  33. ^ "Freedom of London for Attleborough man". Mercury24. 26 August 2010. Retrieved 30 July 2012. 
  34. ^ "Who we are". Conservative Friends of Poland. Retrieved 30 July 2012. 
  35. ^ "THE SILVANUS TRUST". Company Check Ltd. Retrieved 2 August 2012.  External link in |work= (help)
  36. ^ "Ofsted School inspection report – 2011" (PDF). Ofsted. Retrieved 2 August 2012.  External link in |work= (help)
  37. ^ "The J F Bujak Travel Bursary". Attleborough High School. Retrieved 3 December 2012.  External link in |work= (help)
  38. ^ Bujak, Philip (1998). Norfolk & Suffolk in the Great War. UK: Gliddon Books. ISBN 0947893075. 
  39. ^ Bujak, Philip (1990). Attleborough – The Evolution of a Town. UK: Poppyland Publishing. ISBN 0946148457. 

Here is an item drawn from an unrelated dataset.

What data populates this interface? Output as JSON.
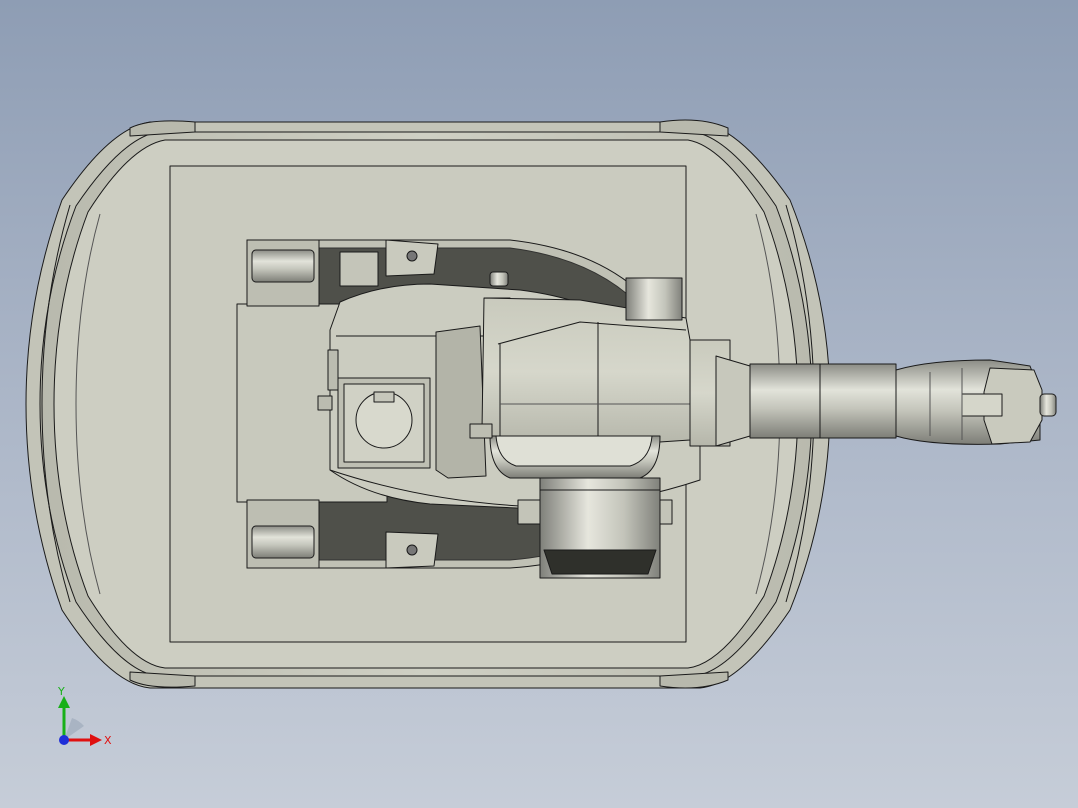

  40. ^ Bujak, Philip (2008). Undefeated: The Extraordinary Life and Death of Lt. Col. Jack Sherwood-Kelly VC, DSO, CMG. UK: Forster Consulting. ISBN 978-0955190223. 
  41. ^ "May 1944 – May 2004 Time to celebrate the Poles in Norfolk". 
  42. ^ "Poles in the UK must now be seen and heard". 
  43. ^ "Playing into the hands of UKIP". 
  44. ^ "Scottish independence and the Polish vote". 
  45. ^ Bujak, Philip. "John Housego obituary. Philip Bujak quoted". 4th Norfolks Comrade Association. Retrieved 2 August 2012.  External link in |work= (help)
  46. ^ "The Livery & Freedom". he Worshipful Company of Gardeners. Retrieved 31 August 2012.  External link in |work= (help)
  47. ^ "Up to date detail of members & events". The Worshipful Company of Gardeners. Retrieved 31 August 2012.  External link in |work= (help)